understand the culture of China and have confusion among each other. This could also be very time consuming and money wasting.

The second alternative for unskilled labor forces in China is contracting services out to third party carriers. The positives of this alternative are that the third party carrier would already be acclimated with China and know how the industry works in it. This could be very beneficial because you wouldnt have to waste time and resources building your own assets. Neither company would have to buy more cargo planes, delivery trucks, buildings, etc. The negatives would be that you wouldnt be able to make as much as you are truly capable. Each company would have to pay the third party carrier to deliver for them therefore they couldnt completely maximize their profits. In addition, by going through a third party carrier, each company wouldnt be able to fully control the quality of their deliveries. This could be very risky because if the third party carrier messes up then you may lose the customers business now and in the future.

The third alternative for unskilled labor forces in China is to hire experienced Chinese executives to run the services in China. The positives of this alternative would be that they know the workforces background and would be able to communicate easily with them. In addition, the labor force may trust Chinese executives more because they can they have been surrounded by the culture and know more how China works. The negatives of this alternative are that perhaps the Chinese executives have different philosophies or more difficult to control than in house executives. They may not believe in the same values that each company have and it may be more difficult to enforce.

Recommendation:

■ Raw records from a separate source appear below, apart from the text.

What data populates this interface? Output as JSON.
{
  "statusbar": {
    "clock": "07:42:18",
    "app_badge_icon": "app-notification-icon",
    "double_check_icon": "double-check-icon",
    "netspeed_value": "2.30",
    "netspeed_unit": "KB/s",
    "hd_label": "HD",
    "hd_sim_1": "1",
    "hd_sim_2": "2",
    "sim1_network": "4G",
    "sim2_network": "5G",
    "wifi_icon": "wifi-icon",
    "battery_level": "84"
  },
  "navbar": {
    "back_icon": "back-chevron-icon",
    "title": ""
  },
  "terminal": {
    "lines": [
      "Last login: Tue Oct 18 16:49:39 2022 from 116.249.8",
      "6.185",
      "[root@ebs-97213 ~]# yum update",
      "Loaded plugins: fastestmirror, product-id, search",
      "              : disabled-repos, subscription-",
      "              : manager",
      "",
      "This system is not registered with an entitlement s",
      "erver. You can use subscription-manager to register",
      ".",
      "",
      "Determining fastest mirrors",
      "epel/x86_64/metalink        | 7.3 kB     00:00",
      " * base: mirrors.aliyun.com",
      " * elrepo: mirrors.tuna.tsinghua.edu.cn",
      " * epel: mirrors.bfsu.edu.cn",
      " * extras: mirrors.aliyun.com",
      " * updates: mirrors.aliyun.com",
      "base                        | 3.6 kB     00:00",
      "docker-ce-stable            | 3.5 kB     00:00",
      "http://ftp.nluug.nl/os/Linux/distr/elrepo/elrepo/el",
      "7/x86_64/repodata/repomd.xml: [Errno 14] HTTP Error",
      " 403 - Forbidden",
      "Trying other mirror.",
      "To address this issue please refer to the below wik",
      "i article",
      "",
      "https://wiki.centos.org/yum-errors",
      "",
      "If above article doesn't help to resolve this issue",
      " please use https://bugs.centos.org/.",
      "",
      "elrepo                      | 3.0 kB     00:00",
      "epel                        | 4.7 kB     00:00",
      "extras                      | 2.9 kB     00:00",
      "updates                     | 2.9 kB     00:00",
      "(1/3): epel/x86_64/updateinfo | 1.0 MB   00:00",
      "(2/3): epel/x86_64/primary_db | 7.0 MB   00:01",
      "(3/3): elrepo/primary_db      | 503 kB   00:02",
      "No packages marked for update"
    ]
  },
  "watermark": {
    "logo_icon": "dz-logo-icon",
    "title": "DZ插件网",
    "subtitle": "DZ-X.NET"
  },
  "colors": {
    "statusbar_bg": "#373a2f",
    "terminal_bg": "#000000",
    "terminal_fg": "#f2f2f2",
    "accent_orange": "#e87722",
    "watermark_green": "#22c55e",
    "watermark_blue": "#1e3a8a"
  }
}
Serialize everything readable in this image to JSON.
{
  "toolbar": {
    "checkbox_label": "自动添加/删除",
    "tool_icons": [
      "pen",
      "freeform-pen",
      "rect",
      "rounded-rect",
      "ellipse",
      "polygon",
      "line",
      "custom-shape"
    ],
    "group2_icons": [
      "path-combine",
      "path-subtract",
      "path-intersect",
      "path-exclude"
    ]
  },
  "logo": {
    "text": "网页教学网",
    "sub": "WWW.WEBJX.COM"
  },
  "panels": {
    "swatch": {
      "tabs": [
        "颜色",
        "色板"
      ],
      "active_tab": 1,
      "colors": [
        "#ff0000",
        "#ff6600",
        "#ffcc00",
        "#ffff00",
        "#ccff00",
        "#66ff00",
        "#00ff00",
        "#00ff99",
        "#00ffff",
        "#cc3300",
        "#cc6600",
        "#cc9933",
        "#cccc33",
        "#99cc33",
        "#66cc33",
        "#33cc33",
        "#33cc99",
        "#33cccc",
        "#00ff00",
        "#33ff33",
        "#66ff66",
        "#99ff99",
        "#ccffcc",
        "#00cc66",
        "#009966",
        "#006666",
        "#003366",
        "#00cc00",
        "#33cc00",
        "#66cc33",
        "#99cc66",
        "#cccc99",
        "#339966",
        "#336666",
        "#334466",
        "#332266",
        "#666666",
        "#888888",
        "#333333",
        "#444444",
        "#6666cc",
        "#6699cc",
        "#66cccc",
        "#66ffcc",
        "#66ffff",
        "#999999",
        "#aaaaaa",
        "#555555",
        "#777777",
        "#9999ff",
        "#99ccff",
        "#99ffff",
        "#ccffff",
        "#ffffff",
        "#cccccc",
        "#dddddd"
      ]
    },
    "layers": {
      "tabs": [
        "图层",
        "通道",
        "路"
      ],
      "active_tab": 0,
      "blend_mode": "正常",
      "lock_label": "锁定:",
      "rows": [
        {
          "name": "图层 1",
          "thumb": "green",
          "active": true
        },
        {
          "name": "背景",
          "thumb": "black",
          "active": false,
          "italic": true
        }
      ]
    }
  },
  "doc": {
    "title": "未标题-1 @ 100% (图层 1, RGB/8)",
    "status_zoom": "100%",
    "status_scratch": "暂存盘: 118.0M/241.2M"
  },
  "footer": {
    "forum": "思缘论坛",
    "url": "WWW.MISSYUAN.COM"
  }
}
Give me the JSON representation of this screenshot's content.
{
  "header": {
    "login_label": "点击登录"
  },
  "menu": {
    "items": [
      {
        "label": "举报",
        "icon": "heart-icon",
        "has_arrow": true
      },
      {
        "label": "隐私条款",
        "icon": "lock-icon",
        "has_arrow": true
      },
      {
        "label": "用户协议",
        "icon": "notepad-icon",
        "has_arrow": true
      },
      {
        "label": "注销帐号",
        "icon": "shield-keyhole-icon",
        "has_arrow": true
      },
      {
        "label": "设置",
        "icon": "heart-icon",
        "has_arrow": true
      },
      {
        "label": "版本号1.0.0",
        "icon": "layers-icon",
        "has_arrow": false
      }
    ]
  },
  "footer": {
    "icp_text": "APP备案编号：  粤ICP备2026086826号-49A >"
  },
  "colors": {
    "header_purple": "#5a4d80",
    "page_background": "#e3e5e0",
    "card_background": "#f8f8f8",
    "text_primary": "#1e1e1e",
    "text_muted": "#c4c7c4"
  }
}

Based on the alternatives analyzed I believe the best alternative is funding the expansion into China through a secondary offering. Just like in 1999 when UPS offered a stock split and IPO, this is an effective way to raise capital to fund an expansion into China. Now, my case of recommended funding through a secondary offering can be made from each firms ratios in Figure 1. These two ratios show how attractive these two companies look to possible investors. The first ratio for each company shows that they both had a controllable debt compared to equity, which means they are a lower risk. The second ratio shows both companies can more than easily cover the minimum interest payments and wouldnt be defaulting on debt. Since both companies are both financially stable, theoretically, they could both create 100 million shares for issuance. The stock prices for Fed-Ex and UPS at the end of year 2003 were respectively, $63.98 and $74.55. Therefore, Fed-Ex could raise 6.398 billion and UPS could raise 7.455 billion to aggressively expand in China. Although those appear to be large numbers, both companies had a good growth rate over the past 10 years and should continue. In Figure 2 it shows how both Fed-Ex and UPS had a solid compound annual growth rate in sales, net income, and operating income from 1993 to 2003. In addition, the number of shares created can be realistic since it is no higher than what Fed-Ex offered in 1999, which was 109.4 million shares. Therefore, either Fed-Ex or UPS could raise capital for expansion into China by issuing a secondary offering of stock.

Appendices

Appendices

Figure 1: Name of Ratio Debt/Equity Ratio Times Interest Earned Capital Expenditure Ratio 2003 Fed-Ex Ratio .28 10.51 .22 2003 UPS Ratio .26 36.41 .33

Figure 2:
Fed-Ex CAGR of Sales CAGR of Net Income CAGR of Operating Income 11.53% 35.51% 13.64% UPS 7.32% 18.83% 12.35%